Required work: For each record below, retype the text exactly and omit any image.

Data records for software interfaces
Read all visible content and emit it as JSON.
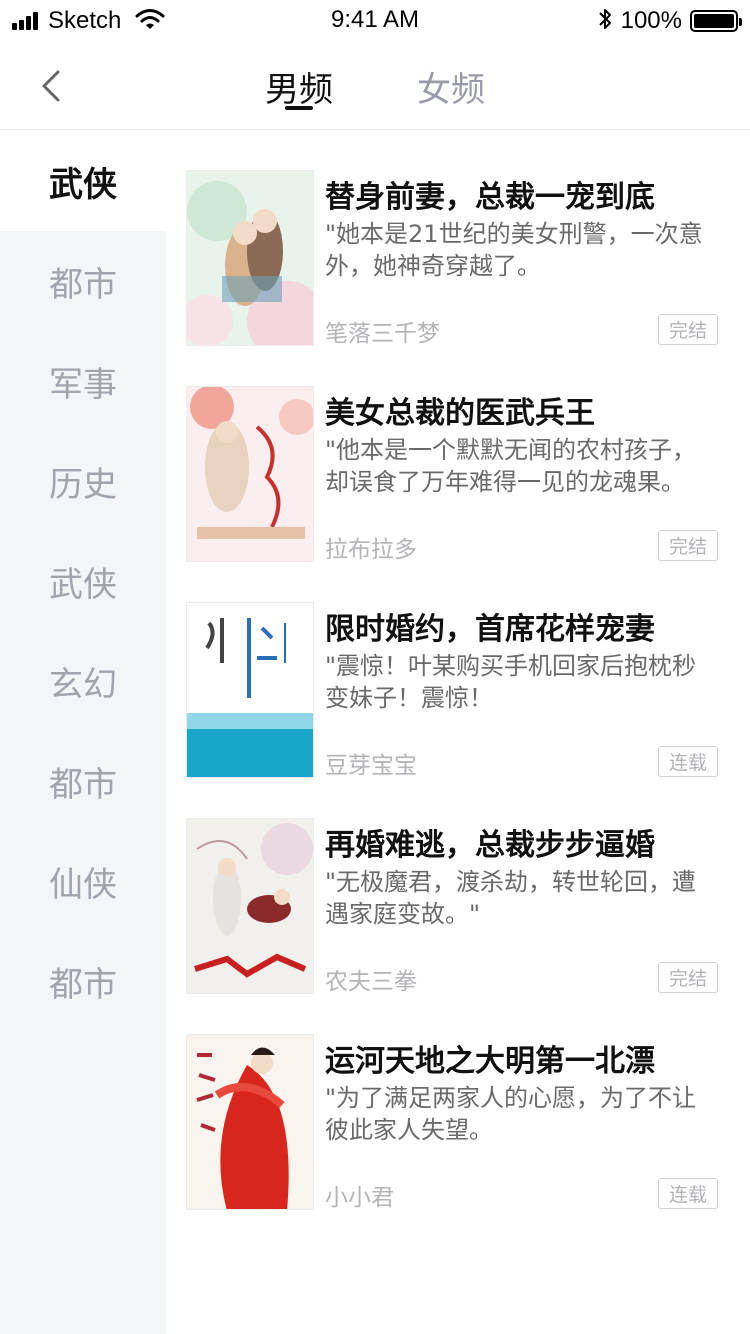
{
  "status_bar": {
    "carrier": "Sketch",
    "time": "9:41 AM",
    "battery": "100%"
  },
  "nav": {
    "tabs": [
      {
        "label": "男频",
        "active": true
      },
      {
        "label": "女频",
        "active": false
      }
    ]
  },
  "categories": [
    {
      "label": "武侠",
      "active": true
    },
    {
      "label": "都市",
      "active": false
    },
    {
      "label": "军事",
      "active": false
    },
    {
      "label": "历史",
      "active": false
    },
    {
      "label": "武侠",
      "active": false
    },
    {
      "label": "玄幻",
      "active": false
    },
    {
      "label": "都市",
      "active": false
    },
    {
      "label": "仙侠",
      "active": false
    },
    {
      "label": "都市",
      "active": false
    }
  ],
  "books": [
    {
      "title": "替身前妻，总裁一宠到底",
      "desc": "\"她本是21世纪的美女刑警，一次意外，她神奇穿越了。",
      "author": "笔落三千梦",
      "status": "完结"
    },
    {
      "title": "美女总裁的医武兵王",
      "desc": "\"他本是一个默默无闻的农村孩子，却误食了万年难得一见的龙魂果。",
      "author": "拉布拉多",
      "status": "完结"
    },
    {
      "title": "限时婚约，首席花样宠妻",
      "desc": "\"震惊！叶某购买手机回家后抱枕秒变妹子！震惊！",
      "author": "豆芽宝宝",
      "status": "连载"
    },
    {
      "title": "再婚难逃，总裁步步逼婚",
      "desc": "\"无极魔君，渡杀劫，转世轮回，遭遇家庭变故。\"",
      "author": "农夫三拳",
      "status": "完结"
    },
    {
      "title": "运河天地之大明第一北漂",
      "desc": "\"为了满足两家人的心愿，为了不让彼此家人失望。",
      "author": "小小君",
      "status": "连载"
    }
  ],
  "colors": {
    "active_text": "#111111",
    "inactive_tab": "#9a9ba8",
    "sidebar_bg": "#f4f5f9",
    "muted_text": "#b3b3b8"
  }
}
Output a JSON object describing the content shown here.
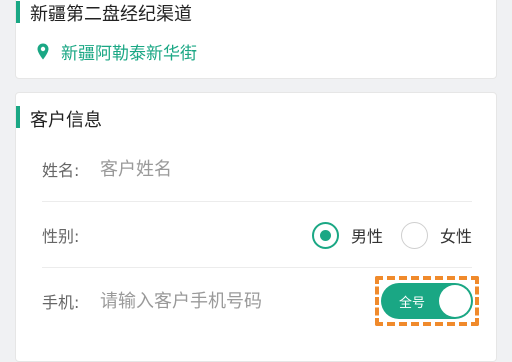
{
  "colors": {
    "accent": "#1aa784",
    "highlight_dashed": "#f08a2b"
  },
  "store_card": {
    "title": "新疆第二盘经纪渠道",
    "location_icon": "map-pin-icon",
    "location_text": "新疆阿勒泰新华街"
  },
  "customer_card": {
    "title": "客户信息",
    "name": {
      "label": "姓名:",
      "placeholder": "客户姓名",
      "value": ""
    },
    "gender": {
      "label": "性别:",
      "options": [
        "男性",
        "女性"
      ],
      "selected": "男性"
    },
    "phone": {
      "label": "手机:",
      "placeholder": "请输入客户手机号码",
      "value": "",
      "toggle_label": "全号",
      "toggle_on": true
    }
  }
}
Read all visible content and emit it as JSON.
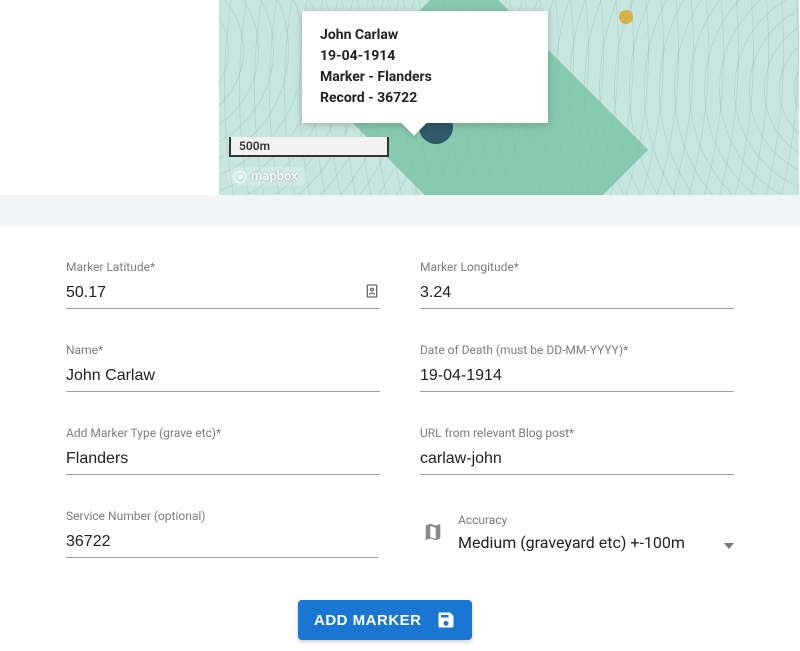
{
  "map": {
    "popup": {
      "name": "John Carlaw",
      "date": "19-04-1914",
      "marker_line": "Marker - Flanders",
      "record_line": "Record - 36722"
    },
    "scale": "500m",
    "attribution": "mapbox"
  },
  "form": {
    "lat": {
      "label": "Marker Latitude*",
      "value": "50.17"
    },
    "lng": {
      "label": "Marker Longitude*",
      "value": "3.24"
    },
    "name": {
      "label": "Name*",
      "value": "John Carlaw"
    },
    "dod": {
      "label": "Date of Death (must be DD-MM-YYYY)*",
      "value": "19-04-1914"
    },
    "marker_type": {
      "label": "Add Marker Type (grave etc)*",
      "value": "Flanders"
    },
    "url": {
      "label": "URL from relevant Blog post*",
      "value": "carlaw-john"
    },
    "service_no": {
      "label": "Service Number (optional)",
      "value": "36722"
    },
    "accuracy": {
      "label": "Accuracy",
      "value": "Medium (graveyard etc) +-100m"
    }
  },
  "button": {
    "label": "ADD MARKER"
  }
}
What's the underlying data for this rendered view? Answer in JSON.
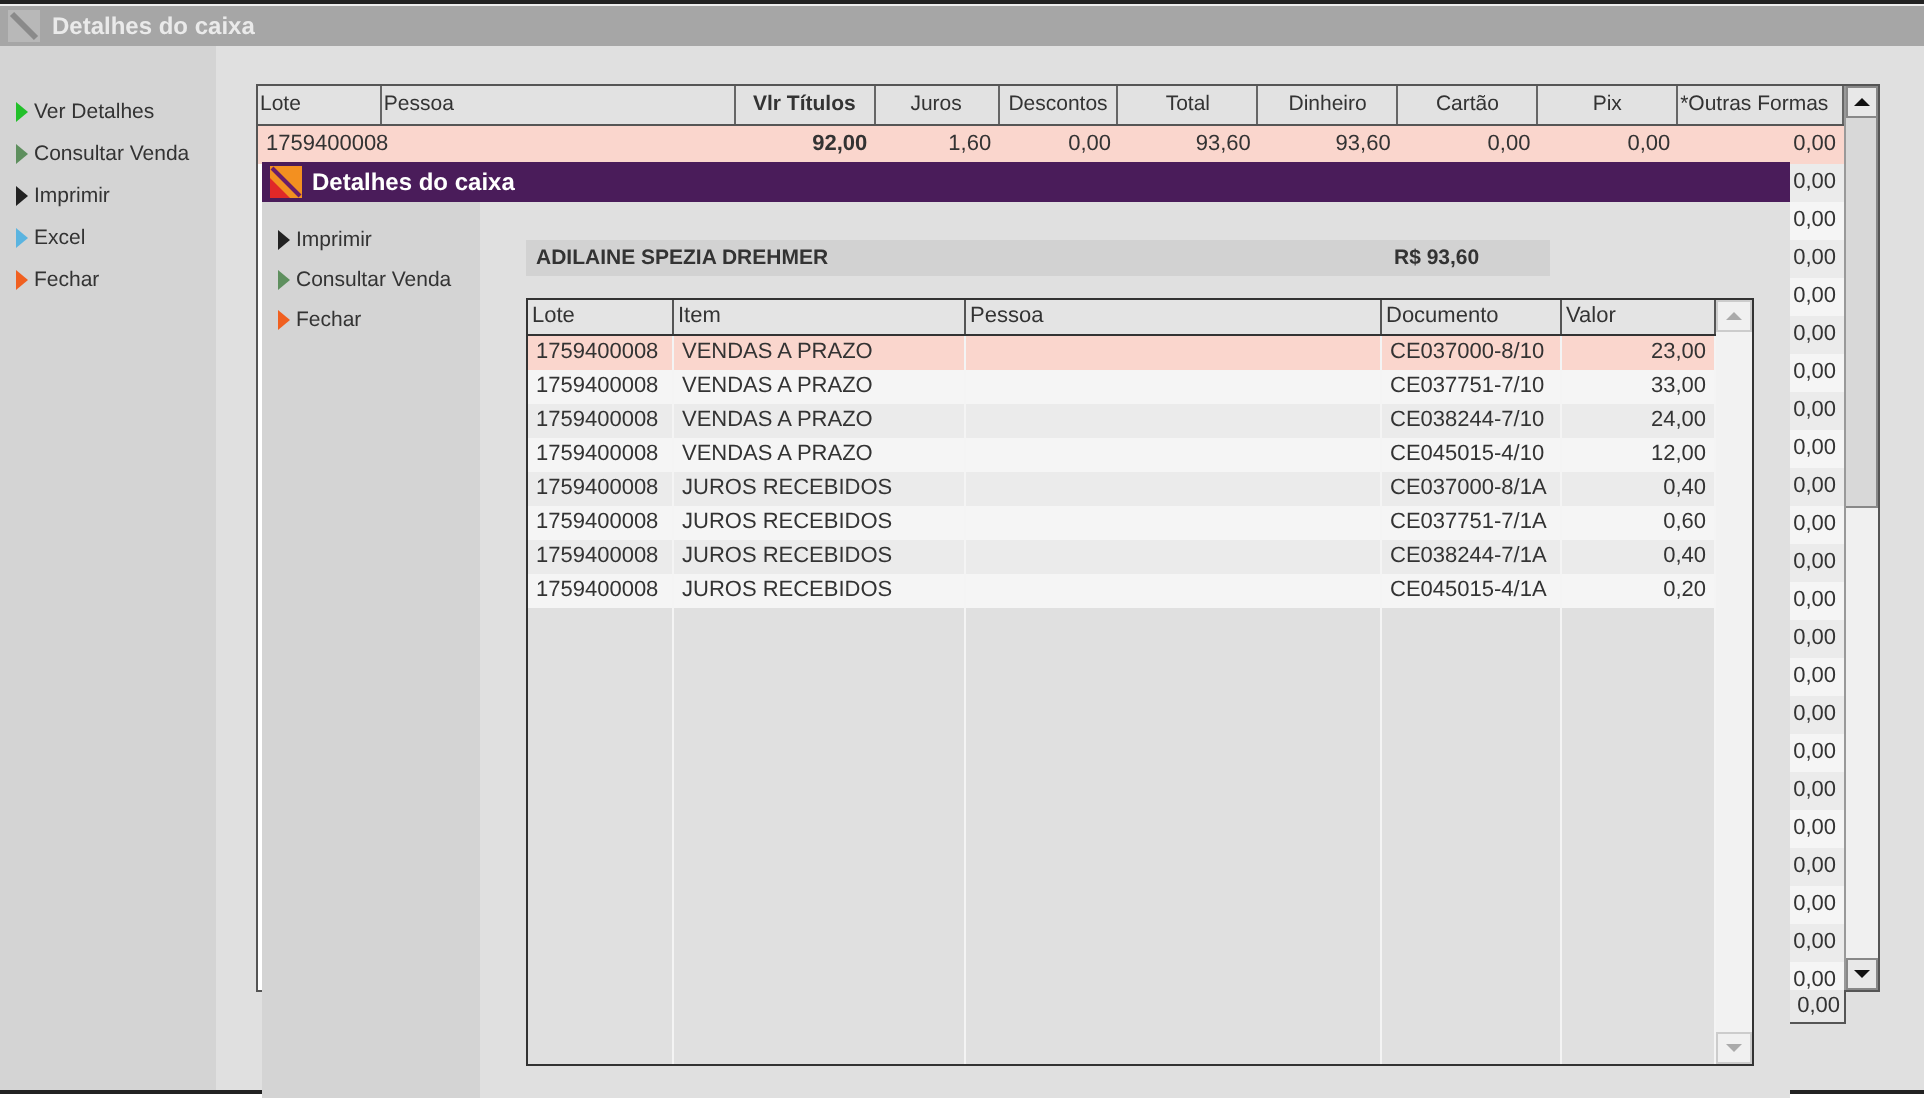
{
  "window": {
    "title": "Detalhes do caixa"
  },
  "sidebar": {
    "items": [
      {
        "label": "Ver Detalhes",
        "color": "#22c02a"
      },
      {
        "label": "Consultar Venda",
        "color": "#5e8f5e"
      },
      {
        "label": "Imprimir",
        "color": "#222222"
      },
      {
        "label": "Excel",
        "color": "#5ab4e0"
      },
      {
        "label": "Fechar",
        "color": "#f06020"
      }
    ]
  },
  "table": {
    "columns": [
      "Lote",
      "Pessoa",
      "Vlr Títulos",
      "Juros",
      "Descontos",
      "Total",
      "Dinheiro",
      "Cartão",
      "Pix",
      "*Outras Formas"
    ],
    "rows": [
      {
        "cells": [
          "1759400008",
          "",
          "92,00",
          "1,60",
          "0,00",
          "93,60",
          "93,60",
          "0,00",
          "0,00",
          "0,00"
        ],
        "selected": true
      }
    ],
    "covered_rows_outras_formas": [
      "0,00",
      "0,00",
      "0,00",
      "0,00",
      "0,00",
      "0,00",
      "0,00",
      "0,00",
      "0,00",
      "0,00",
      "0,00",
      "0,00",
      "0,00",
      "0,00",
      "0,00",
      "0,00",
      "0,00",
      "0,00",
      "0,00",
      "0,00",
      "0,00",
      "0,00"
    ],
    "footer_total": "0,00"
  },
  "dialog": {
    "title": "Detalhes do caixa",
    "sidebar": {
      "items": [
        {
          "label": "Imprimir",
          "color": "#222222"
        },
        {
          "label": "Consultar Venda",
          "color": "#5e8f5e"
        },
        {
          "label": "Fechar",
          "color": "#f06020"
        }
      ]
    },
    "customer": "ADILAINE SPEZIA DREHMER",
    "amount": "R$ 93,60",
    "table": {
      "columns": [
        "Lote",
        "Item",
        "Pessoa",
        "Documento",
        "Valor"
      ],
      "rows": [
        {
          "lote": "1759400008",
          "item": "VENDAS A PRAZO",
          "documento": "CE037000-8/10",
          "valor": "23,00",
          "selected": true
        },
        {
          "lote": "1759400008",
          "item": "VENDAS A PRAZO",
          "documento": "CE037751-7/10",
          "valor": "33,00",
          "selected": false
        },
        {
          "lote": "1759400008",
          "item": "VENDAS A PRAZO",
          "documento": "CE038244-7/10",
          "valor": "24,00",
          "selected": false
        },
        {
          "lote": "1759400008",
          "item": "VENDAS A PRAZO",
          "documento": "CE045015-4/10",
          "valor": "12,00",
          "selected": false
        },
        {
          "lote": "1759400008",
          "item": "JUROS RECEBIDOS",
          "documento": "CE037000-8/1A",
          "valor": "0,40",
          "selected": false
        },
        {
          "lote": "1759400008",
          "item": "JUROS RECEBIDOS",
          "documento": "CE037751-7/1A",
          "valor": "0,60",
          "selected": false
        },
        {
          "lote": "1759400008",
          "item": "JUROS RECEBIDOS",
          "documento": "CE038244-7/1A",
          "valor": "0,40",
          "selected": false
        },
        {
          "lote": "1759400008",
          "item": "JUROS RECEBIDOS",
          "documento": "CE045015-4/1A",
          "valor": "0,20",
          "selected": false
        }
      ]
    }
  }
}
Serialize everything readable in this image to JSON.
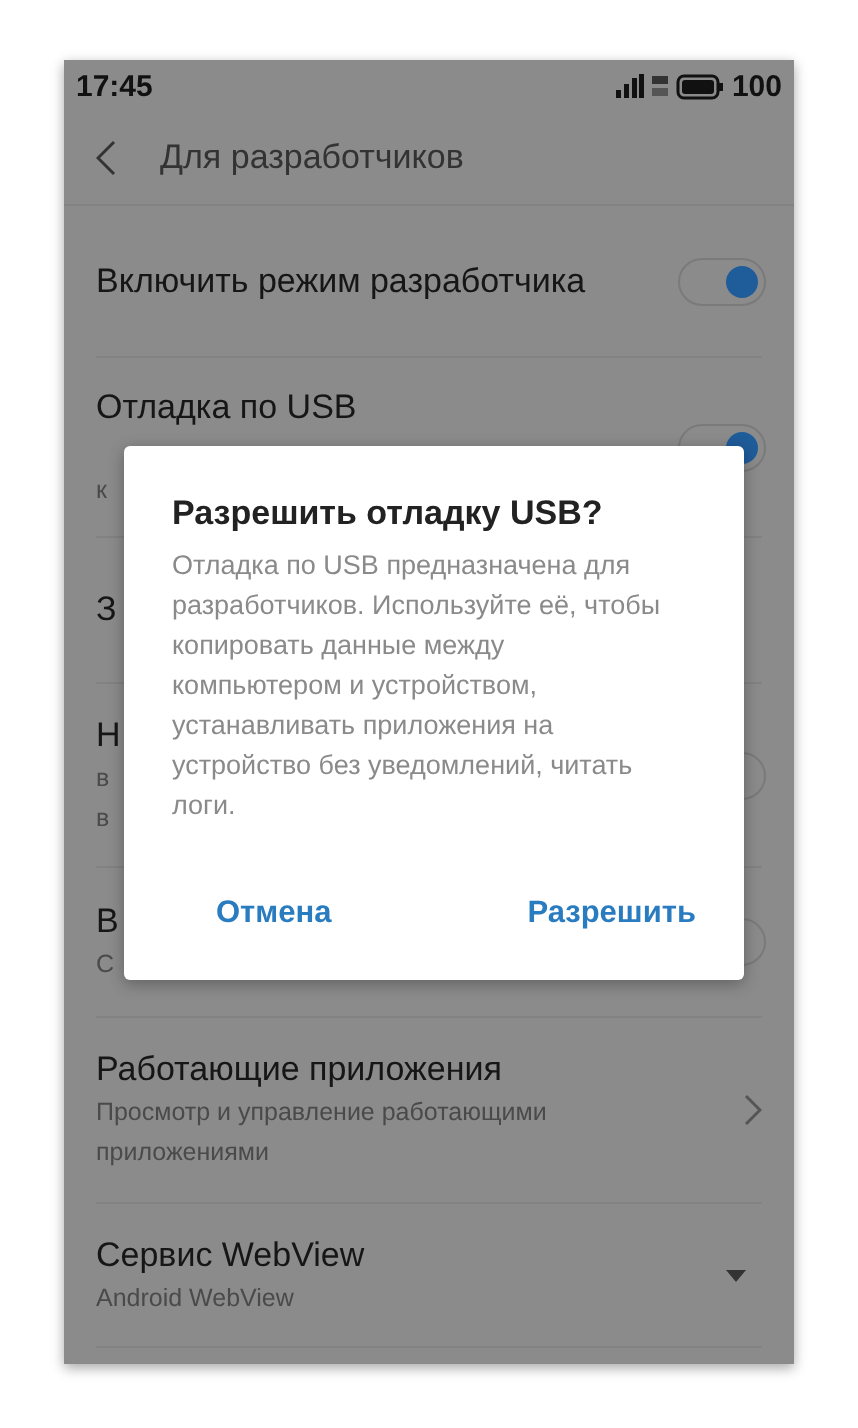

Solution to the exercise:
Read all visible content and emit it as JSON.
{
  "status_bar": {
    "carrier": "Sketch",
    "time": "9:41 AM",
    "battery": "100%"
  },
  "nav": {
    "tabs": [
      {
        "label": "男频",
        "active": true
      },
      {
        "label": "女频",
        "active": false
      }
    ]
  },
  "categories": [
    {
      "label": "武侠",
      "active": true
    },
    {
      "label": "都市",
      "active": false
    },
    {
      "label": "军事",
      "active": false
    },
    {
      "label": "历史",
      "active": false
    },
    {
      "label": "武侠",
      "active": false
    },
    {
      "label": "玄幻",
      "active": false
    },
    {
      "label": "都市",
      "active": false
    },
    {
      "label": "仙侠",
      "active": false
    },
    {
      "label": "都市",
      "active": false
    }
  ],
  "books": [
    {
      "title": "替身前妻，总裁一宠到底",
      "desc": "\"她本是21世纪的美女刑警，一次意外，她神奇穿越了。",
      "author": "笔落三千梦",
      "status": "完结"
    },
    {
      "title": "美女总裁的医武兵王",
      "desc": "\"他本是一个默默无闻的农村孩子，却误食了万年难得一见的龙魂果。",
      "author": "拉布拉多",
      "status": "完结"
    },
    {
      "title": "限时婚约，首席花样宠妻",
      "desc": "\"震惊！叶某购买手机回家后抱枕秒变妹子！震惊！",
      "author": "豆芽宝宝",
      "status": "连载"
    },
    {
      "title": "再婚难逃，总裁步步逼婚",
      "desc": "\"无极魔君，渡杀劫，转世轮回，遭遇家庭变故。\"",
      "author": "农夫三拳",
      "status": "完结"
    },
    {
      "title": "运河天地之大明第一北漂",
      "desc": "\"为了满足两家人的心愿，为了不让彼此家人失望。",
      "author": "小小君",
      "status": "连载"
    }
  ],
  "colors": {
    "active_text": "#111111",
    "inactive_tab": "#9a9ba8",
    "sidebar_bg": "#f4f5f9",
    "muted_text": "#b3b3b8"
  }
}
Output a JSON object describing the content shown here.
{
  "colors": {
    "accent": "#1aa784",
    "highlight_dashed": "#f08a2b"
  },
  "store_card": {
    "title": "新疆第二盘经纪渠道",
    "location_icon": "map-pin-icon",
    "location_text": "新疆阿勒泰新华街"
  },
  "customer_card": {
    "title": "客户信息",
    "name": {
      "label": "姓名:",
      "placeholder": "客户姓名",
      "value": ""
    },
    "gender": {
      "label": "性别:",
      "options": [
        "男性",
        "女性"
      ],
      "selected": "男性"
    },
    "phone": {
      "label": "手机:",
      "placeholder": "请输入客户手机号码",
      "value": "",
      "toggle_label": "全号",
      "toggle_on": true
    }
  }
}
Read all visible content and emit it as JSON.
{
  "map": {
    "popup": {
      "name": "John Carlaw",
      "date": "19-04-1914",
      "marker_line": "Marker - Flanders",
      "record_line": "Record - 36722"
    },
    "scale": "500m",
    "attribution": "mapbox"
  },
  "form": {
    "lat": {
      "label": "Marker Latitude*",
      "value": "50.17"
    },
    "lng": {
      "label": "Marker Longitude*",
      "value": "3.24"
    },
    "name": {
      "label": "Name*",
      "value": "John Carlaw"
    },
    "dod": {
      "label": "Date of Death (must be DD-MM-YYYY)*",
      "value": "19-04-1914"
    },
    "marker_type": {
      "label": "Add Marker Type (grave etc)*",
      "value": "Flanders"
    },
    "url": {
      "label": "URL from relevant Blog post*",
      "value": "carlaw-john"
    },
    "service_no": {
      "label": "Service Number (optional)",
      "value": "36722"
    },
    "accuracy": {
      "label": "Accuracy",
      "value": "Medium (graveyard etc) +-100m"
    }
  },
  "button": {
    "label": "ADD MARKER"
  }
}
What's the underlying data for this rendered view? Answer in JSON.
{
  "window": {
    "title": "Detalhes do caixa"
  },
  "sidebar": {
    "items": [
      {
        "label": "Ver Detalhes",
        "color": "#22c02a"
      },
      {
        "label": "Consultar Venda",
        "color": "#5e8f5e"
      },
      {
        "label": "Imprimir",
        "color": "#222222"
      },
      {
        "label": "Excel",
        "color": "#5ab4e0"
      },
      {
        "label": "Fechar",
        "color": "#f06020"
      }
    ]
  },
  "table": {
    "columns": [
      "Lote",
      "Pessoa",
      "Vlr Títulos",
      "Juros",
      "Descontos",
      "Total",
      "Dinheiro",
      "Cartão",
      "Pix",
      "*Outras Formas"
    ],
    "rows": [
      {
        "cells": [
          "1759400008",
          "",
          "92,00",
          "1,60",
          "0,00",
          "93,60",
          "93,60",
          "0,00",
          "0,00",
          "0,00"
        ],
        "selected": true
      }
    ],
    "covered_rows_outras_formas": [
      "0,00",
      "0,00",
      "0,00",
      "0,00",
      "0,00",
      "0,00",
      "0,00",
      "0,00",
      "0,00",
      "0,00",
      "0,00",
      "0,00",
      "0,00",
      "0,00",
      "0,00",
      "0,00",
      "0,00",
      "0,00",
      "0,00",
      "0,00",
      "0,00",
      "0,00"
    ],
    "footer_total": "0,00"
  },
  "dialog": {
    "title": "Detalhes do caixa",
    "sidebar": {
      "items": [
        {
          "label": "Imprimir",
          "color": "#222222"
        },
        {
          "label": "Consultar Venda",
          "color": "#5e8f5e"
        },
        {
          "label": "Fechar",
          "color": "#f06020"
        }
      ]
    },
    "customer": "ADILAINE SPEZIA DREHMER",
    "amount": "R$ 93,60",
    "table": {
      "columns": [
        "Lote",
        "Item",
        "Pessoa",
        "Documento",
        "Valor"
      ],
      "rows": [
        {
          "lote": "1759400008",
          "item": "VENDAS A PRAZO",
          "documento": "CE037000-8/10",
          "valor": "23,00",
          "selected": true
        },
        {
          "lote": "1759400008",
          "item": "VENDAS A PRAZO",
          "documento": "CE037751-7/10",
          "valor": "33,00",
          "selected": false
        },
        {
          "lote": "1759400008",
          "item": "VENDAS A PRAZO",
          "documento": "CE038244-7/10",
          "valor": "24,00",
          "selected": false
        },
        {
          "lote": "1759400008",
          "item": "VENDAS A PRAZO",
          "documento": "CE045015-4/10",
          "valor": "12,00",
          "selected": false
        },
        {
          "lote": "1759400008",
          "item": "JUROS RECEBIDOS",
          "documento": "CE037000-8/1A",
          "valor": "0,40",
          "selected": false
        },
        {
          "lote": "1759400008",
          "item": "JUROS RECEBIDOS",
          "documento": "CE037751-7/1A",
          "valor": "0,60",
          "selected": false
        },
        {
          "lote": "1759400008",
          "item": "JUROS RECEBIDOS",
          "documento": "CE038244-7/1A",
          "valor": "0,40",
          "selected": false
        },
        {
          "lote": "1759400008",
          "item": "JUROS RECEBIDOS",
          "documento": "CE045015-4/1A",
          "valor": "0,20",
          "selected": false
        }
      ]
    }
  }
}
Serialize everything readable in this image to JSON.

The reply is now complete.